ABOUT THIS TASK = For every line in the records below that holds "true", make a copy.

SOURCE DATA =
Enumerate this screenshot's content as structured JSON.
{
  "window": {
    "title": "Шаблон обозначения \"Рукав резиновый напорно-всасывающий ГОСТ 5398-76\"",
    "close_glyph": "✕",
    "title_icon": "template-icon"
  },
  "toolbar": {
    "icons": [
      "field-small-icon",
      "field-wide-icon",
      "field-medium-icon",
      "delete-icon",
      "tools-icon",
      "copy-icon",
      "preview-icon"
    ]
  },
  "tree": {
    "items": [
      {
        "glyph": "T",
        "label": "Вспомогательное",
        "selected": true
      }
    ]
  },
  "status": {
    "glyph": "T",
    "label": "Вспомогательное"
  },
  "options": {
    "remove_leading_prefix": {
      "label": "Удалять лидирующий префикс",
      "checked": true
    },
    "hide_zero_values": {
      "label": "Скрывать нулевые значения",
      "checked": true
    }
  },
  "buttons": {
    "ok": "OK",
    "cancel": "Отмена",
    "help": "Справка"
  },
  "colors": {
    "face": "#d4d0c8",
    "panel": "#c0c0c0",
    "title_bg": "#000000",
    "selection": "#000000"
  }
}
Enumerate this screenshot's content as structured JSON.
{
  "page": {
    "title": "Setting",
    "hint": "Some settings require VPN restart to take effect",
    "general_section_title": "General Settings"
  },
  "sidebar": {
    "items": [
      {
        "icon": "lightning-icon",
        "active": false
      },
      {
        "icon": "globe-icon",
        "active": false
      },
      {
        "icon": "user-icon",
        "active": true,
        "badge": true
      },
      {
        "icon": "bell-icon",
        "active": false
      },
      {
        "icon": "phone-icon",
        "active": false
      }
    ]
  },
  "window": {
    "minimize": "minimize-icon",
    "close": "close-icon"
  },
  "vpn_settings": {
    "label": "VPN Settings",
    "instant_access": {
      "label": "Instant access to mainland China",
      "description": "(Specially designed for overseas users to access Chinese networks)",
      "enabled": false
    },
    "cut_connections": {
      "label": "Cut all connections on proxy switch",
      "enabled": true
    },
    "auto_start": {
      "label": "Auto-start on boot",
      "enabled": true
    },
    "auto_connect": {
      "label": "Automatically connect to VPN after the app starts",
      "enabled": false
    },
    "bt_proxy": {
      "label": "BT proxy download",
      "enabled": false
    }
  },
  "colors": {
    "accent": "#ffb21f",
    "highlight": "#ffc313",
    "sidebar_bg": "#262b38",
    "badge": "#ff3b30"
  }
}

OUTPUT FOR THIS EXERCISE =
        "selected": true
      "checked": true
      "checked": true
        "active": true,
        "badge": true
      "enabled": true
      "enabled": true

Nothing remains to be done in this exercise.